--- RECORDS FOR THIS TASK Enclosed Below ---
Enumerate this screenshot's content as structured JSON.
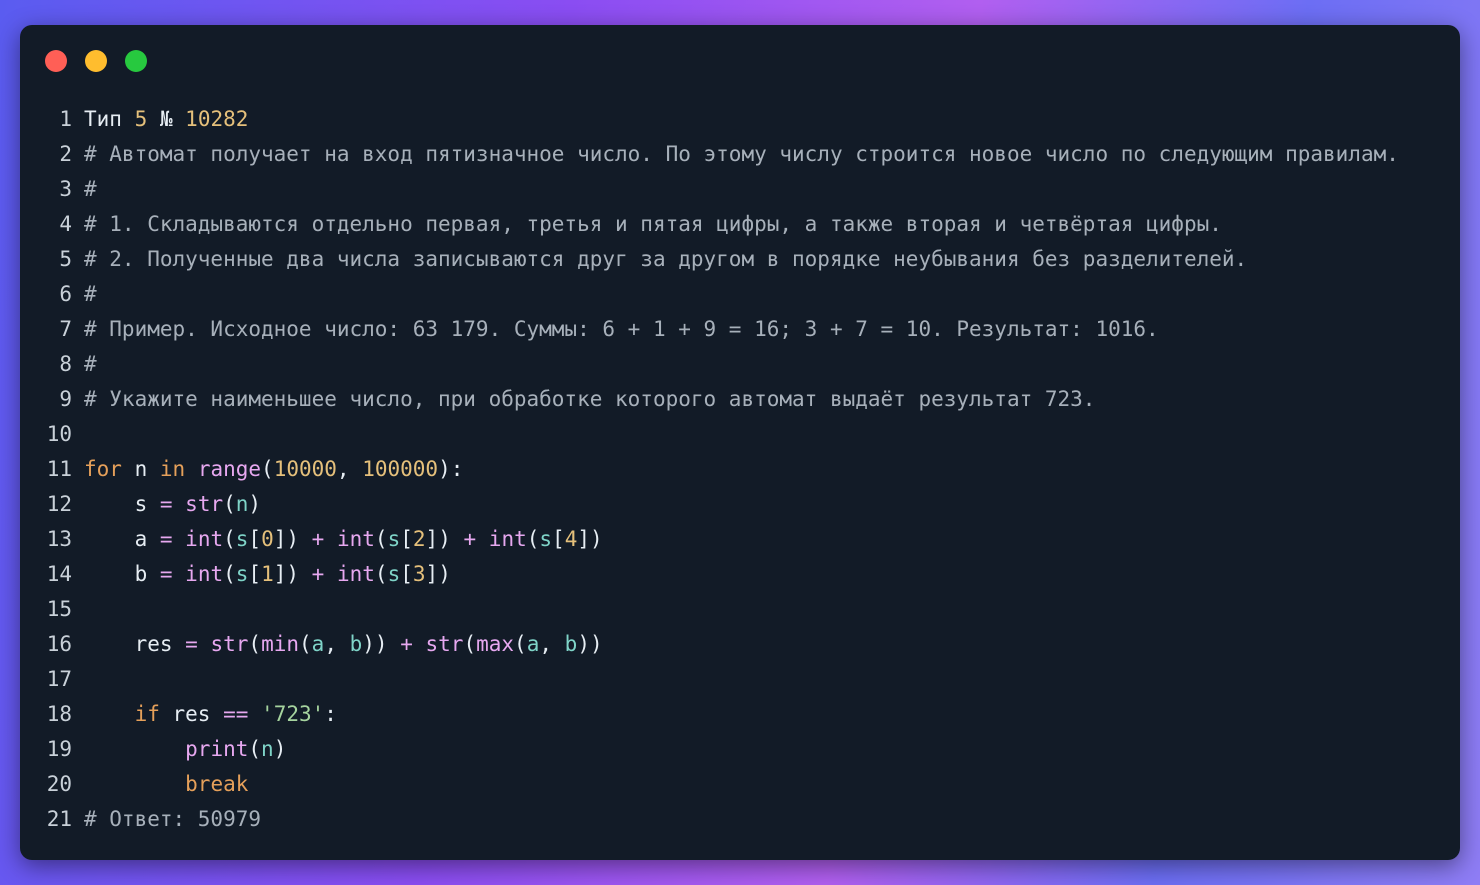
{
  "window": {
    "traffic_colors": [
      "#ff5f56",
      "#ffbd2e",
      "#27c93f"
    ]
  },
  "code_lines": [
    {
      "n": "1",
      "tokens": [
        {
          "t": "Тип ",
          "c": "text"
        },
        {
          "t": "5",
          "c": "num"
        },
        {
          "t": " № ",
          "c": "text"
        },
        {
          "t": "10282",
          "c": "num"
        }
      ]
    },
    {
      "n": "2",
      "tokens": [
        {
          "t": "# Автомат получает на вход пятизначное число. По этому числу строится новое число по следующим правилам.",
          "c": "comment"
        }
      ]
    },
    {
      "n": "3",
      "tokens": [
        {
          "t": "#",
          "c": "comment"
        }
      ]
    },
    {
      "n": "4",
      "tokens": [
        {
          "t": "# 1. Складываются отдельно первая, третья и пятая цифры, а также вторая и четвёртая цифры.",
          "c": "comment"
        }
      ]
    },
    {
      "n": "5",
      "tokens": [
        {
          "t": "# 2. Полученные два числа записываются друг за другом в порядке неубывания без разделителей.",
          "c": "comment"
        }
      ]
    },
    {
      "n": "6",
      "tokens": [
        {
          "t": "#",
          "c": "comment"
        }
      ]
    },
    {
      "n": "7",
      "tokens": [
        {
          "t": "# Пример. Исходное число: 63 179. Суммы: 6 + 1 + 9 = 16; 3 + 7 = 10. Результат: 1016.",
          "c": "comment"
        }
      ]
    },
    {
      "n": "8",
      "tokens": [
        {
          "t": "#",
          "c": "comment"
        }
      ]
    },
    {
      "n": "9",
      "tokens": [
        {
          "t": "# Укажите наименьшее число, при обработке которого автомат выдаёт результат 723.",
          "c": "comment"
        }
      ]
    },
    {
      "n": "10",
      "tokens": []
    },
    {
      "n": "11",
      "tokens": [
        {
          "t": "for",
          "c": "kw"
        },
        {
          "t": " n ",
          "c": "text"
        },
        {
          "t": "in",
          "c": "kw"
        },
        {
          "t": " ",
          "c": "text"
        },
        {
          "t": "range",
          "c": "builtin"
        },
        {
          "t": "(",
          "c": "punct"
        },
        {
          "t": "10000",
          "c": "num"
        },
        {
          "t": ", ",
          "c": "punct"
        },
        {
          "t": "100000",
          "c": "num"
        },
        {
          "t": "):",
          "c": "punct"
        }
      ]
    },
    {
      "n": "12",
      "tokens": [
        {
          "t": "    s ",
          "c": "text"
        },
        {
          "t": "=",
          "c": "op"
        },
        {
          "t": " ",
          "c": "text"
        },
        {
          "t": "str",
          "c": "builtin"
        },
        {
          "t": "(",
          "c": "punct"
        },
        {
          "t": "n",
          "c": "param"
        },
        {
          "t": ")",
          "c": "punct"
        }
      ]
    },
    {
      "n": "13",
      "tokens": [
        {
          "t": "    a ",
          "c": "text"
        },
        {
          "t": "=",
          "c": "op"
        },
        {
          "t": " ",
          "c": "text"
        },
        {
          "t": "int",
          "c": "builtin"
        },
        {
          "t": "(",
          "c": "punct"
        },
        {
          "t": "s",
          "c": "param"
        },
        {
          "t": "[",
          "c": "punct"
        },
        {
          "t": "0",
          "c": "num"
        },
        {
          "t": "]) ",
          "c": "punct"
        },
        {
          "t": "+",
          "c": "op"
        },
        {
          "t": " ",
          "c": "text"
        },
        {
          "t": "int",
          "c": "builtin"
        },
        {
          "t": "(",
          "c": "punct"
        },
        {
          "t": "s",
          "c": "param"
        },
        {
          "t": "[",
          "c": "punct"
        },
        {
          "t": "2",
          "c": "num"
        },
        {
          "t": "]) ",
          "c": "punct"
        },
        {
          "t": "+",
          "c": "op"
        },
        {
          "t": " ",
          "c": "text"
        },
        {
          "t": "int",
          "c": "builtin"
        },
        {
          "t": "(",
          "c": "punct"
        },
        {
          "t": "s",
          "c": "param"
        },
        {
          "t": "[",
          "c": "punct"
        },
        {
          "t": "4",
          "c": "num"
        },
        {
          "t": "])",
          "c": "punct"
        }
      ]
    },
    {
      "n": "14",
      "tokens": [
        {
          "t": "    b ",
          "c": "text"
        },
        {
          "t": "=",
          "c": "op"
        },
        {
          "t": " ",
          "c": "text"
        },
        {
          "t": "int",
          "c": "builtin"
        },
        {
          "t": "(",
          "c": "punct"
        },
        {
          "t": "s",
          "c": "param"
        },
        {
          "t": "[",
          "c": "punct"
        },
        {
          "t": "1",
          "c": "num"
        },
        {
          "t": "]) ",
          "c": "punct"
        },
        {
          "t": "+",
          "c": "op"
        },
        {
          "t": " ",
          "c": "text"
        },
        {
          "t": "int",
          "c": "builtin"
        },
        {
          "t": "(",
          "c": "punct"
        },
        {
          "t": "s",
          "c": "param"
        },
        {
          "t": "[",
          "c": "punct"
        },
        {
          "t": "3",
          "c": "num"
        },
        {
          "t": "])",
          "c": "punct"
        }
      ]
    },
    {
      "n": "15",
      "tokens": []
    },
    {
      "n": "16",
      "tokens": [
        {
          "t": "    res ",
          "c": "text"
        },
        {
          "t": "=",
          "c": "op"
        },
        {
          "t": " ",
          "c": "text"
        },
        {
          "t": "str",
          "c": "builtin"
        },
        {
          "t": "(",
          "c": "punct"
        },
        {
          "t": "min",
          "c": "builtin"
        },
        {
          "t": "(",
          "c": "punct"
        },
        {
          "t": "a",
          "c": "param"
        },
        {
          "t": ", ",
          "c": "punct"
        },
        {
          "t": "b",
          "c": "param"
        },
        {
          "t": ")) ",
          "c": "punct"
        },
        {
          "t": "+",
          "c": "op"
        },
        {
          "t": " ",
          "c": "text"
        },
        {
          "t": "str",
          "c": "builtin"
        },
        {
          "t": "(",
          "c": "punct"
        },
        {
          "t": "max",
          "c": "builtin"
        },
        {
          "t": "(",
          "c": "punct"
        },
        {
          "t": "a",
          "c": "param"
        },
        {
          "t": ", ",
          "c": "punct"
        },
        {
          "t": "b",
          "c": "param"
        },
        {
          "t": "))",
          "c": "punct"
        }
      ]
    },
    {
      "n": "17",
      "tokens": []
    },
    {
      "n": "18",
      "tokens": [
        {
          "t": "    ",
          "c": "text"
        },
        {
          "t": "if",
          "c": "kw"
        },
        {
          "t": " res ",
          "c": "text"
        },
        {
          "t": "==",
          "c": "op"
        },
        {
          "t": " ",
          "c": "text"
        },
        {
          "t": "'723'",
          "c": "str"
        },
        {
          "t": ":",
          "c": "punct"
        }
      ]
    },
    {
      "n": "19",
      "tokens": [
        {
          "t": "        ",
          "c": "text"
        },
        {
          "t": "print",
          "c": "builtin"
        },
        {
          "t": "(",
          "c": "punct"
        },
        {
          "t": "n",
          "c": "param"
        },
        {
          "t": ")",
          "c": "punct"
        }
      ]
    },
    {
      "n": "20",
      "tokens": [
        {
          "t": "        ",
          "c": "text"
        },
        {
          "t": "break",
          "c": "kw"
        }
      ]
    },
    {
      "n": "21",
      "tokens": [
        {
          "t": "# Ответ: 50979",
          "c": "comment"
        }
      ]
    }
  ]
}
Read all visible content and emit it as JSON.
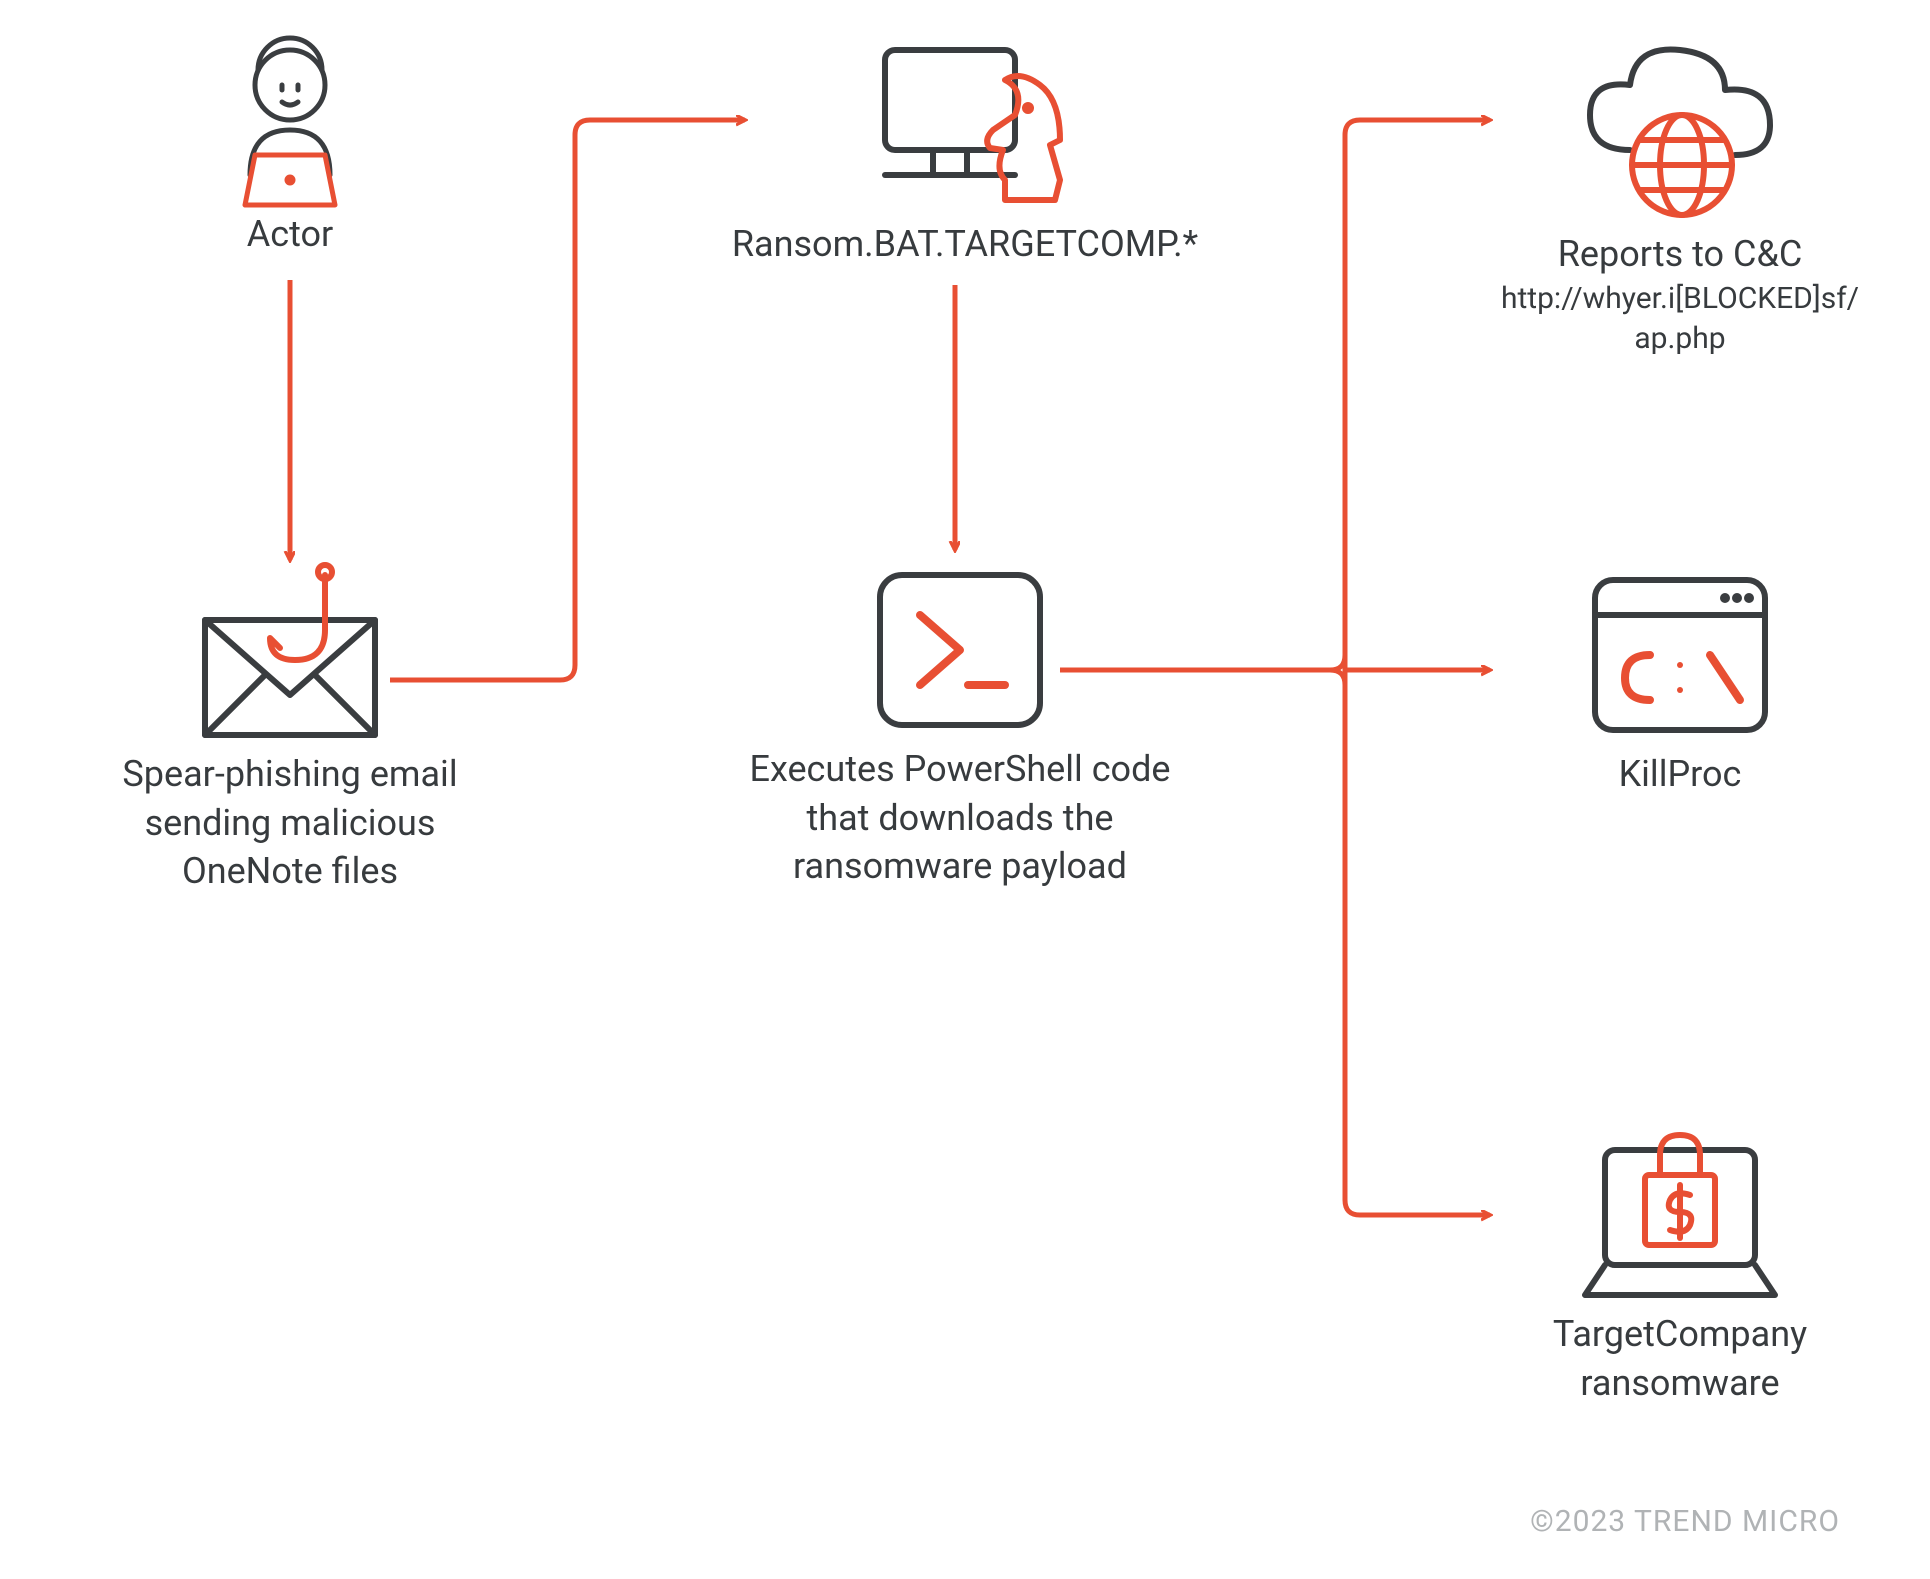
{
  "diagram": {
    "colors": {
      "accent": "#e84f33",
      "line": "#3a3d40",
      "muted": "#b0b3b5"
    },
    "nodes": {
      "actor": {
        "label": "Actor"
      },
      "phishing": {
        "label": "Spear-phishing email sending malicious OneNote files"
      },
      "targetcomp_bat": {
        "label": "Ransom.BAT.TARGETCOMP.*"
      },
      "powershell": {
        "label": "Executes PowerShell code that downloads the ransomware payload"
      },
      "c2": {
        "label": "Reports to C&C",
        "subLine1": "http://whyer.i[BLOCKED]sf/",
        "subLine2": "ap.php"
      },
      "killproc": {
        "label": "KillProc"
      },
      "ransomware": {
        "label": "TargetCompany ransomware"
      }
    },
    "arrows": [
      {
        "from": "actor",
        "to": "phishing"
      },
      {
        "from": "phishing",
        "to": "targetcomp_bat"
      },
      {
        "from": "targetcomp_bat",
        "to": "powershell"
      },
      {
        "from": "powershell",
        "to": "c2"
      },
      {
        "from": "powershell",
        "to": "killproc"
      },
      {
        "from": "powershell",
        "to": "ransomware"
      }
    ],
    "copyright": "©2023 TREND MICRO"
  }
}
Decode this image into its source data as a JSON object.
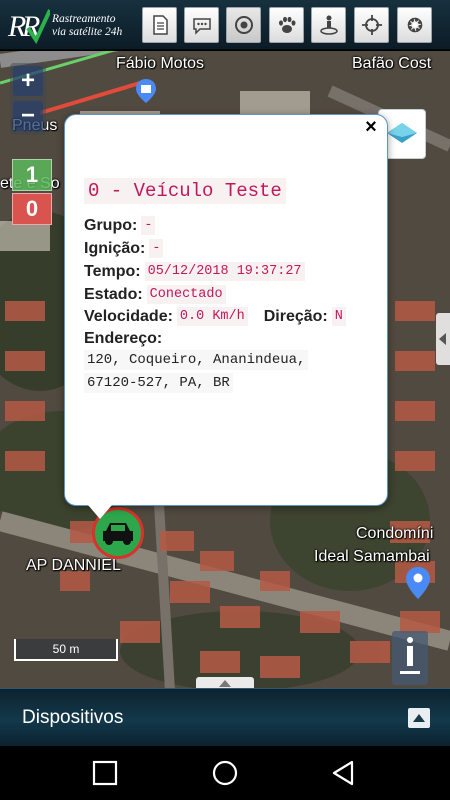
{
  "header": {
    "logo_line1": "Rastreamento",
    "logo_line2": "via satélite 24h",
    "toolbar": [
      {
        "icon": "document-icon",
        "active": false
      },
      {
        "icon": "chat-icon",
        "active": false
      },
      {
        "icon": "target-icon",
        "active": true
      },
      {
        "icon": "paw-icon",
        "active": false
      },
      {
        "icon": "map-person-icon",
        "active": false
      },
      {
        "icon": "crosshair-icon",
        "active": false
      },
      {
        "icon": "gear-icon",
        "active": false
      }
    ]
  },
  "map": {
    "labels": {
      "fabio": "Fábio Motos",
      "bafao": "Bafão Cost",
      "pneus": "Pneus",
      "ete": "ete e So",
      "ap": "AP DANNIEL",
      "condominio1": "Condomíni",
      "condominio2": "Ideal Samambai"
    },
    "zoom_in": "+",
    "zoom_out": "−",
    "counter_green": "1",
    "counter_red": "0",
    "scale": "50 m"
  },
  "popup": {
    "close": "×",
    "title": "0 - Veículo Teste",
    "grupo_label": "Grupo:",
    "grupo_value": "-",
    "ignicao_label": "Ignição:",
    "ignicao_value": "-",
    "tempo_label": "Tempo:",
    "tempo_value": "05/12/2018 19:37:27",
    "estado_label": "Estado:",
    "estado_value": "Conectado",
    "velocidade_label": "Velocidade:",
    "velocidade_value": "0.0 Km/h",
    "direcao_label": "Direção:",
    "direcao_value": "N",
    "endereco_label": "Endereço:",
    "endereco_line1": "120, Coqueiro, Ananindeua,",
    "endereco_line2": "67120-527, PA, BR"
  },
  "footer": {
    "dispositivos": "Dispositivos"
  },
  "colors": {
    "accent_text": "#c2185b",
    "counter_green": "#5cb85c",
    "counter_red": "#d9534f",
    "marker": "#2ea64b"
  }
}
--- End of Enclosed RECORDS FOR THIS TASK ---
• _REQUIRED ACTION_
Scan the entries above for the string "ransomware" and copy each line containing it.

• _ANSWER TO THE PROBLEM_
        "label": "Executes PowerShell code that downloads the ransomware payload"
      "ransomware": {
        "label": "TargetCompany ransomware"
        "to": "ransomware"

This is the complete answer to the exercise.